Segment Start: Task data

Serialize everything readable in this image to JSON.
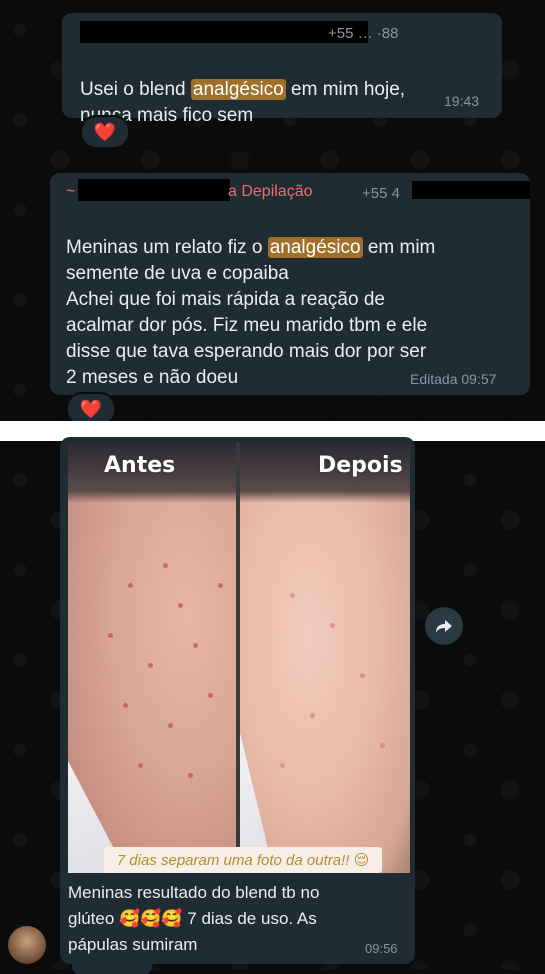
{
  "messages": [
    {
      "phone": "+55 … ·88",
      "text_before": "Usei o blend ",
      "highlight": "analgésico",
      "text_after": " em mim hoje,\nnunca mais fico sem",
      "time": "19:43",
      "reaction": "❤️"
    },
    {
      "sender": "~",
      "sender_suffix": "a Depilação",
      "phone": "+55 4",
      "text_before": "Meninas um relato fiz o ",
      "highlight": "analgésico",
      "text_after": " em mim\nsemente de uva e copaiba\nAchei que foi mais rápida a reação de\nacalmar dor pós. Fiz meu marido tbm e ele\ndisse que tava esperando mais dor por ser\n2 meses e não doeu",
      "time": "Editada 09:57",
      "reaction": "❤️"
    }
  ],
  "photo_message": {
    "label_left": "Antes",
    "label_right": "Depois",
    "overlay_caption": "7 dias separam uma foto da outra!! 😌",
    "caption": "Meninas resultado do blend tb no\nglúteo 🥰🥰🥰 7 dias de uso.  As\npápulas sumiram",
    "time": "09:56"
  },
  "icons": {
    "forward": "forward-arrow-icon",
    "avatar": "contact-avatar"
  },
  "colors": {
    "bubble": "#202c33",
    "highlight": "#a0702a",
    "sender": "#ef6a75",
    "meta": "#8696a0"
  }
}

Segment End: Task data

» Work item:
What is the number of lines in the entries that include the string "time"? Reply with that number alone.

» Answer area:
3